The Great American Eclipse: Part 7
The Great American Eclipse: Part 7 of 8
It’s been said that if we experienced a total eclipse of the sun every month the novelty would soon fade and we’d come to regard such cosmic spectacles as nothing more than a nuisance. That may sound reasonable, but after what I experienced on August 21 I can’t believe it. A gorgeous sunset, or sunrise, is common place but I’d never consider them mundane.
But an eclipse is different from a sunset or sunrise and it all happens so fast. To start with there is an eerie and unnatural sort of a dusk. The air becomes noticeably cool and in spite of the fact that the sky remains blue it seems that the sun has lost it intensity. Through my Questar I could see the orange crescent of the sun growing ever thinner as totality approached. Very clearly, along the horns of the increasingly crescent sun, I could discern Baily’s Beads named in honor of the English astronomer Francis Baily. The moon is not a perfect sphere. It had lowlands and valleys as well as mountain ranges and towering crater rims. This rugged topography allows allows rays of sunlight to shine through in some places but not in others. The image I viewed through my telescope was dynamic and ever changing. The crescent sun waned ever smaller until it disappeared entirely and I looked up to behold the cemetery in darkness.
But not just the cemetery, the surrounding farmland and the distant mountain had all been suddenly plunged into night. I, and the world around me, was truly in the shadow of the moon. I heard people gasping in awe. I heard dogs franticly barking in distress and excitement their yelps seeming to come from all directions of the compass. I saw the world Venus, bright as a lantern and high in the sky. This was a position in which I’d never seen the planet before; not in a lifetime of stargazing. And there was the Corona of the sun and in the center of that aura of glowing plasma was the black circle of the moon looking laser cut perfect.
The sky was a deep purple blue and a reached for my little Leica X2 to snap a quick picture of the corona. Although I was in a cemetery I wasn’t at all frightened. Perhaps it was due to the fact that I wasn’t alone, there were other people nearby. Perhaps I was simply overwhelmed by the wonder of the moment. Or perhaps it was because I knew the darkness would not last long. But I fully understood how humans in ancient times must have been terrified by such an event. The sun had been switched off!

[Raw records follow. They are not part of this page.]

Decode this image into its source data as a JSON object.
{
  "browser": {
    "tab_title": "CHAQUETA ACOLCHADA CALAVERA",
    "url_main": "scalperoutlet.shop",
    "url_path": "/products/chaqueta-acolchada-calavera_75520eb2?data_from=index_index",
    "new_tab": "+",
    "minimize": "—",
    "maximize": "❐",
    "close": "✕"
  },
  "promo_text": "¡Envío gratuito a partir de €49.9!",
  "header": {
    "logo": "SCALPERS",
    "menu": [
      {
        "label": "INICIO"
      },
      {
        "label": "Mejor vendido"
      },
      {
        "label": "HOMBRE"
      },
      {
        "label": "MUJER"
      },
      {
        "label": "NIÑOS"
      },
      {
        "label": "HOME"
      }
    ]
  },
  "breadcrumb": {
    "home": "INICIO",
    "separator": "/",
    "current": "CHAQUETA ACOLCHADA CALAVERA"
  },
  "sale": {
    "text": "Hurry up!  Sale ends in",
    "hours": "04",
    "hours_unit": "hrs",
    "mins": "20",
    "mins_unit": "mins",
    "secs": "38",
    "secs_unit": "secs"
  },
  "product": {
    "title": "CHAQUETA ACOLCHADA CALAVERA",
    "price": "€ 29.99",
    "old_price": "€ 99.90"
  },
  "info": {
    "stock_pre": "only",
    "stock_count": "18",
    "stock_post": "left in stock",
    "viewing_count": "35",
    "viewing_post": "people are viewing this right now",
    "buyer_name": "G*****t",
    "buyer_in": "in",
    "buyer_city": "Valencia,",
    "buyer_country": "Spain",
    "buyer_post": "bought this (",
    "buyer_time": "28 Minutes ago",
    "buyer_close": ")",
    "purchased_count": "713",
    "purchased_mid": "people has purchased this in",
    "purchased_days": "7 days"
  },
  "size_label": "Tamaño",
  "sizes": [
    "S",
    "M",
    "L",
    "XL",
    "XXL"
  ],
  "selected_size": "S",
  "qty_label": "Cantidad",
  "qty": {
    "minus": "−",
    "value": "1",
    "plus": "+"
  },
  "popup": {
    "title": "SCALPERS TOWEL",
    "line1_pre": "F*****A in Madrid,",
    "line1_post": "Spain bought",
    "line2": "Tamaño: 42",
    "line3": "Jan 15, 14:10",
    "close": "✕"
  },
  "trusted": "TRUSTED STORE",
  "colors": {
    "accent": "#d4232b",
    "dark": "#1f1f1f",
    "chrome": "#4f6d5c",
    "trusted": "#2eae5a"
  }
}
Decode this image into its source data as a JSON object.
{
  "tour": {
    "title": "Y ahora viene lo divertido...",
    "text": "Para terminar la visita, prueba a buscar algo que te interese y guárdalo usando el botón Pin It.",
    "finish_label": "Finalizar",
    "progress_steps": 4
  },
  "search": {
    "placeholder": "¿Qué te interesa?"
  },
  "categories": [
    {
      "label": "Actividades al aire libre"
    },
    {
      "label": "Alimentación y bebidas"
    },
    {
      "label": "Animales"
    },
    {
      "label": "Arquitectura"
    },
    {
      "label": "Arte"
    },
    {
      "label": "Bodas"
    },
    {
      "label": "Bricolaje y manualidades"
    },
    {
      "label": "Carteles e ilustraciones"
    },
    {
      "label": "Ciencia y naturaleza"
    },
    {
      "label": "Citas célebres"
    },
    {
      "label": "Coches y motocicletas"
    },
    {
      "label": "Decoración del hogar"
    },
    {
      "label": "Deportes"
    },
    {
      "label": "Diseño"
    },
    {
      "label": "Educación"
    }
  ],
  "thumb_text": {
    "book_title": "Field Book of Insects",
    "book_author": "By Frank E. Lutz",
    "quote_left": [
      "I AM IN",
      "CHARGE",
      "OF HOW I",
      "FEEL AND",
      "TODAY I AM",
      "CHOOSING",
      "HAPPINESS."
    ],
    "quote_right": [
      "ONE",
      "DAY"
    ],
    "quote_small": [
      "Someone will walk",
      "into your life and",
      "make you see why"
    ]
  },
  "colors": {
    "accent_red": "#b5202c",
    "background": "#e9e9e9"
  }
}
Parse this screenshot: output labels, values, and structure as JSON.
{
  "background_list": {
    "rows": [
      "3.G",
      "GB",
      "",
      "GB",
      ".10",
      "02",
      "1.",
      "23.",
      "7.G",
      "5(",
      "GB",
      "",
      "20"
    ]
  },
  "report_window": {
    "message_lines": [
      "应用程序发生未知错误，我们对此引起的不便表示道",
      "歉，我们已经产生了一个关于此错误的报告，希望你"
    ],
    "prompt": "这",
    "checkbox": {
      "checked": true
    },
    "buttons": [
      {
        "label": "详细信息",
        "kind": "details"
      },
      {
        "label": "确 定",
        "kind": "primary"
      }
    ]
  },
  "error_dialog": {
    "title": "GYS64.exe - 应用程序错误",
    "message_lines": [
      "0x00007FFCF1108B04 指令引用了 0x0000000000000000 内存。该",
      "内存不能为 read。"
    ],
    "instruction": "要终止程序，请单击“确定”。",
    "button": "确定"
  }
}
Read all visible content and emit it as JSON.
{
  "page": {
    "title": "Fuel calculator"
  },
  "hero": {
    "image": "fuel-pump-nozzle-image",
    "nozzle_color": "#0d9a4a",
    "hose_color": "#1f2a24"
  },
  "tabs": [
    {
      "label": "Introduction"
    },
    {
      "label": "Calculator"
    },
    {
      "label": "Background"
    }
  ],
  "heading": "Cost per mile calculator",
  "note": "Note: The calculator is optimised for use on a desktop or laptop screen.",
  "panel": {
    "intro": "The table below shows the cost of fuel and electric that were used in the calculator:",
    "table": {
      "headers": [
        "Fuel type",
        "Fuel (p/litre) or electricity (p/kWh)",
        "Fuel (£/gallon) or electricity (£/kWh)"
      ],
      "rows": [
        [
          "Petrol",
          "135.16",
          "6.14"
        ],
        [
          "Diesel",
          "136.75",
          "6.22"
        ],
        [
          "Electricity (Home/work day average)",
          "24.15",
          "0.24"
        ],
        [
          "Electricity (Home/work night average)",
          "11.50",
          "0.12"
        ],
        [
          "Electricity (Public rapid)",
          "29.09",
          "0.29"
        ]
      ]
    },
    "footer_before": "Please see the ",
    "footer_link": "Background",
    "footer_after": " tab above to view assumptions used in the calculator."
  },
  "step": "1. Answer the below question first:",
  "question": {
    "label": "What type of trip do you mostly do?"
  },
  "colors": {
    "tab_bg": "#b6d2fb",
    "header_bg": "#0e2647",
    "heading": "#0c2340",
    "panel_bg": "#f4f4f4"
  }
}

- Aperture: ƒ/2.8
- Camera: LEICA X2
- Flash fired: no
- Focal length: 24mm
- ISO: 1600
- Shutter speed: 1/30s